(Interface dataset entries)
_ _ _ _
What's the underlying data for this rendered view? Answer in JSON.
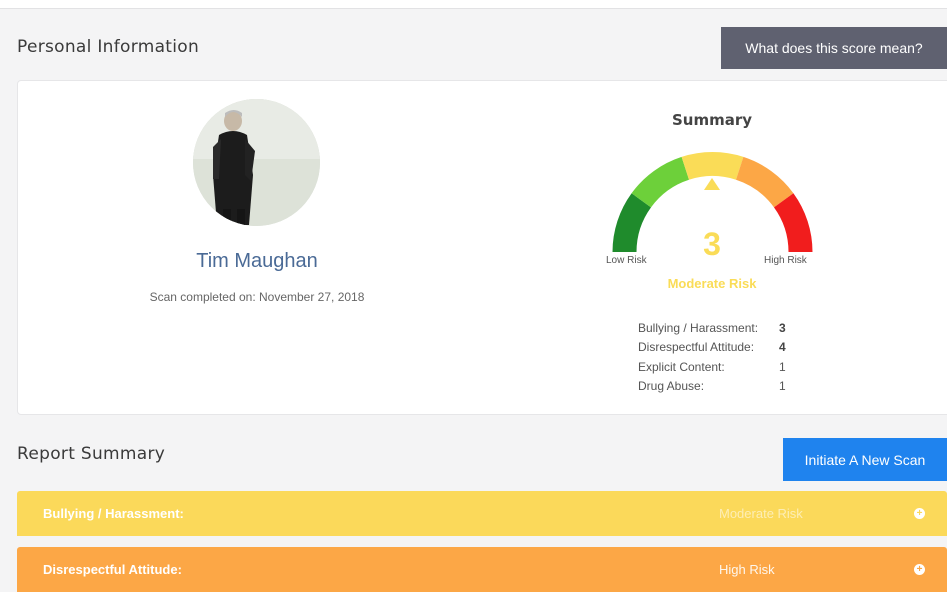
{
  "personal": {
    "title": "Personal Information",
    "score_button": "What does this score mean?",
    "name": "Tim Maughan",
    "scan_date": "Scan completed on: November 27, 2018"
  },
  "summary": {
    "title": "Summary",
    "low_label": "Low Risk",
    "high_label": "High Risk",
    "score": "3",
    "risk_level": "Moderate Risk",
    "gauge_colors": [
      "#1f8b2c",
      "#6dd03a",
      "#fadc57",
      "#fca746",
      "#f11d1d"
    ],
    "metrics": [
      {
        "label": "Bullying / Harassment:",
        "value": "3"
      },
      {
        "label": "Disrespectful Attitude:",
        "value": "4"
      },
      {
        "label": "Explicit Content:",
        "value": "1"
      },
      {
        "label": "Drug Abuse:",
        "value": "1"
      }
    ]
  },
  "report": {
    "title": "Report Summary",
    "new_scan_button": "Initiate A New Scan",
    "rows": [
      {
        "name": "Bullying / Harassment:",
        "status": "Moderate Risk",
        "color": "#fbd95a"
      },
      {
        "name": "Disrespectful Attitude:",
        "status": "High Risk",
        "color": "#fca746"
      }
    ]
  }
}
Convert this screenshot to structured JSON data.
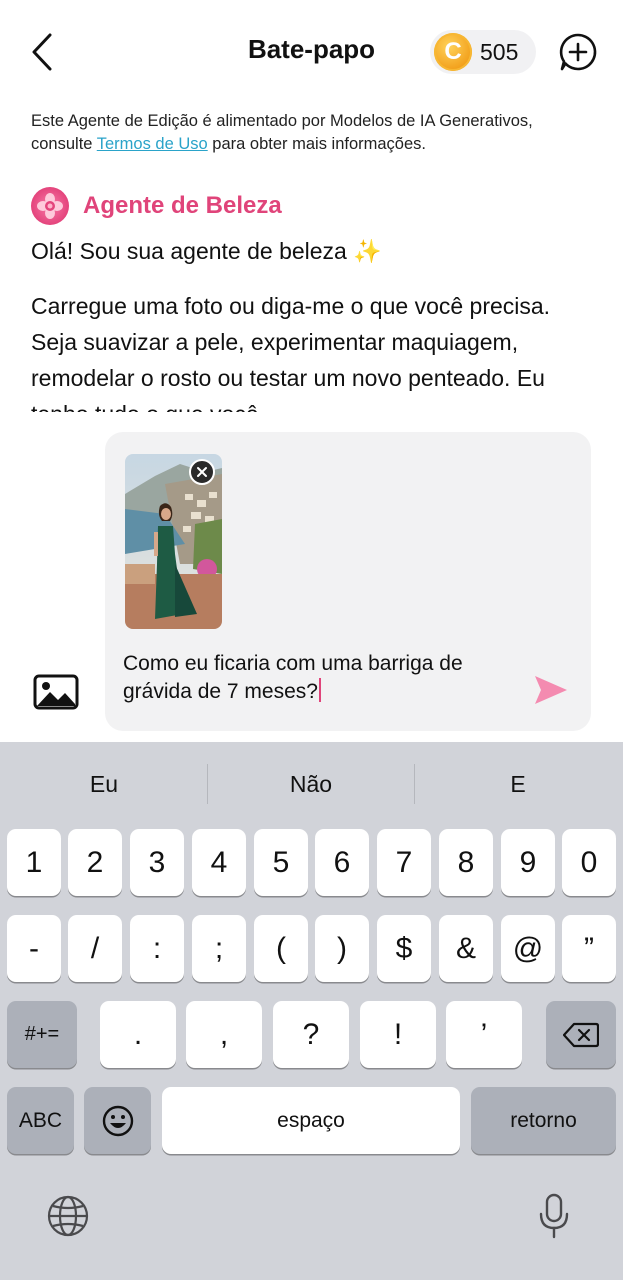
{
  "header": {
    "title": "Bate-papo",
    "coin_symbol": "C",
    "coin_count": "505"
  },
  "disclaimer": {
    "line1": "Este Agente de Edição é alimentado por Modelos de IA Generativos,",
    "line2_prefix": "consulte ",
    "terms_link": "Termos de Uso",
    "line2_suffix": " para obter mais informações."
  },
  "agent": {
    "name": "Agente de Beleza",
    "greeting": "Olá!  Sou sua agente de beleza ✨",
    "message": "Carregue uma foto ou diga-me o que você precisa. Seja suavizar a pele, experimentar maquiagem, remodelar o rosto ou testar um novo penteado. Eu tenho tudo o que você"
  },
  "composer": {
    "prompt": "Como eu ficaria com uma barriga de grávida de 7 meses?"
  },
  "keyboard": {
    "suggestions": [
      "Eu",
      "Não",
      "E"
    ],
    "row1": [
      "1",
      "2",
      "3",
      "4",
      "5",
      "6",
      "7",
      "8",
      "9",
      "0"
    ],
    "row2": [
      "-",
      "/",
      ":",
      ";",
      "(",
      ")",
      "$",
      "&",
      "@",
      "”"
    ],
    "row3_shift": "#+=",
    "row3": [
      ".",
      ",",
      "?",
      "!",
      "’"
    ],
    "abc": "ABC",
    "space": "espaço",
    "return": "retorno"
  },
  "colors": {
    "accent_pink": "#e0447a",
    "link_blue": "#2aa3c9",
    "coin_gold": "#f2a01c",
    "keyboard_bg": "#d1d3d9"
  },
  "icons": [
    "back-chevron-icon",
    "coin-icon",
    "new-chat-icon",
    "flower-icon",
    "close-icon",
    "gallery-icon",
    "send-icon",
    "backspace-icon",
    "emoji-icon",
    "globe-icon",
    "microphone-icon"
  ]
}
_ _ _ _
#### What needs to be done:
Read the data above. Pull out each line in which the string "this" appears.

#### Answer below:
What's the underlying data for this rendered view? Answer in JSON.
    "score_button": "What does this score mean?",
Convert this screenshot to structured JSON data.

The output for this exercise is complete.